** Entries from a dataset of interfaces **
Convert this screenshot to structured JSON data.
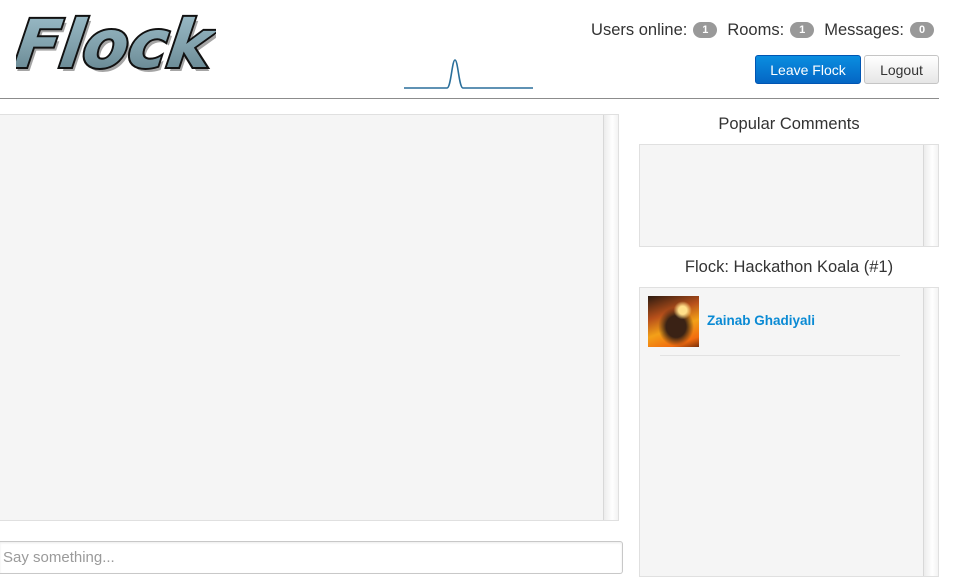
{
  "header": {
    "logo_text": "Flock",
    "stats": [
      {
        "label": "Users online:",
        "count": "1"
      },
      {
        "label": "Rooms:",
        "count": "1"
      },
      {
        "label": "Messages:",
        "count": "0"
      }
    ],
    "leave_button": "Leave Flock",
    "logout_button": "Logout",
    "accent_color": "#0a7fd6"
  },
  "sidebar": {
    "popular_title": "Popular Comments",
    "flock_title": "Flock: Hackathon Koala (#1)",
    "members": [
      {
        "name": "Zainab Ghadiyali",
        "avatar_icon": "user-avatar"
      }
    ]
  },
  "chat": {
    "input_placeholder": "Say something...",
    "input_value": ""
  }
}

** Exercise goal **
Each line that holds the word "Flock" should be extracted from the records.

** Response area **
    "logo_text": "Flock",
    "leave_button": "Leave Flock",
    "flock_title": "Flock: Hackathon Koala (#1)",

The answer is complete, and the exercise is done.